WORKS

De rerum natura juxta propria principia, vols. 1–3. Cosenza, 1965–77.
Varii de naturalibus rebus libelli, parts 1–8. Venice, 1590.

REFERENCES

Gorfunkel’, A. Kh. “Materializm i bogoslovie v filosofii B. Telezio.” In the collection Ital’ianskoe Vozrozhdenie. [Leningrad] 1966.
Florentino, F. B. Telesio, vols. 1–2. Florence, 1872–74.
Gentile, G. B. Telesio. Bari, 1911.
Troilo, E. B. Telesio. Modena, 1924.
Soleri, G. Telesio. Brescia, 1944.

A. KH. GORFUNKEL

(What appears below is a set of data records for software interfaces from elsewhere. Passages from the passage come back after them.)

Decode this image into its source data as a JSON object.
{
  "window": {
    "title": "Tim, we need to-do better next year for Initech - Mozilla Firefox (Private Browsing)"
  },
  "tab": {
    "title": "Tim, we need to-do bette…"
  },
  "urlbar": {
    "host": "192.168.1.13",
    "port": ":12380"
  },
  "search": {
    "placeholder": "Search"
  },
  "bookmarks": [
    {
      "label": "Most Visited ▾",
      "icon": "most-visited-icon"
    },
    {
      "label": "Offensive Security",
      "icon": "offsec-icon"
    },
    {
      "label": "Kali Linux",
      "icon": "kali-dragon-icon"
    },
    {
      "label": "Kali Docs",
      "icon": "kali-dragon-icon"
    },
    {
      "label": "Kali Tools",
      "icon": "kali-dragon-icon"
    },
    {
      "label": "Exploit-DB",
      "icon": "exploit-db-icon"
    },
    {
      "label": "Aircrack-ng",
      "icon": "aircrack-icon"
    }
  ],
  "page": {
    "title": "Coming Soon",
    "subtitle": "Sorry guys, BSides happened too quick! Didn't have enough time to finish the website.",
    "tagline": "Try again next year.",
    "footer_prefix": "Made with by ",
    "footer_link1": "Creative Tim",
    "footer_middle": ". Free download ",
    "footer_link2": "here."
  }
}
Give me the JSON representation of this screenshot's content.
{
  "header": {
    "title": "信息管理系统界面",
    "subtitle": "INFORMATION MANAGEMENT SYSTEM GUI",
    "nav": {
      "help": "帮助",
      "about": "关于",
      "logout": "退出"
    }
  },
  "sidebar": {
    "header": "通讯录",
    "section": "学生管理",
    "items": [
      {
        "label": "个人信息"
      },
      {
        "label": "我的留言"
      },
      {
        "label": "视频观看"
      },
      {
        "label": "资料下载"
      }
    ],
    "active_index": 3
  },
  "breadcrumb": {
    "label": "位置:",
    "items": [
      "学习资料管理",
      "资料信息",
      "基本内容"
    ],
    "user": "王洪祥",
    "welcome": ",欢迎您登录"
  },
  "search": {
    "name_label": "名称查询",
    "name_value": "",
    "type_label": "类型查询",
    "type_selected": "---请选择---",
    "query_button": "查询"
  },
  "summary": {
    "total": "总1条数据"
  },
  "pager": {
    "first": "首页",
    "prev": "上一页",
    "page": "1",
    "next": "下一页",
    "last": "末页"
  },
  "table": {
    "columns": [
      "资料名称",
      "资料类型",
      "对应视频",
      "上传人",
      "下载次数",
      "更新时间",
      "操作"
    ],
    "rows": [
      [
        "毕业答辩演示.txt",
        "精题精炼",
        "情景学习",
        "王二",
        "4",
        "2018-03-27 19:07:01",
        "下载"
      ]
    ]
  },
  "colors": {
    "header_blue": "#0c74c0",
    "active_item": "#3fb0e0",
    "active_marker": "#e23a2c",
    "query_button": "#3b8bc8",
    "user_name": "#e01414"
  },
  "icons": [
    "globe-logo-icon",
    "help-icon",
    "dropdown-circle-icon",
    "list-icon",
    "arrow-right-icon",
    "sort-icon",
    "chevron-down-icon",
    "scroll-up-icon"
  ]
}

References in periodicals archive ?
The first chapter begins with Campanella's early philosophical works, his enthusiastic discovery of Bernardino Telesio, and his entrance in 1589 into the scholarly community of the Della Porta brothers in Naples.
In fact, he accepted many of the teachings of Bernardino Telesio in his own early writings.
The first one of his trials occurred in 1592 in Naples, on charges that he accepted the anti-Aristotelian doctrines of his compatriot Bernardino Telesio (1509-88) and that his (Campanella's) prodigious knowledge, learning, and memory derived from the devil.
Throughout his life (1568-1639), this Dominican was influenced by Aristotelianism, anti-Aristotelianism, Platonism, Stoicism, and, above all, the naturalistic philosophy of Bernardino Telesio.
Lerner situates the intent of the Apologia broadly and convincingly in Campanella's anti-Aristotelianism, already evident in his De gentilismo of 1609-10 but even earlier in his first work, the Philosophia sensibus demonstrata in defense of Bernardino Telesio.
In Atti del Convegno Insernazionale di studi su Bernardino Telesio, Cosenza, 12-13 May 1989, 27-40, Cosenza.
One of these principles, warmth, became the most important one for Bernardino Telesio (1509-88), who was educated during this formative period.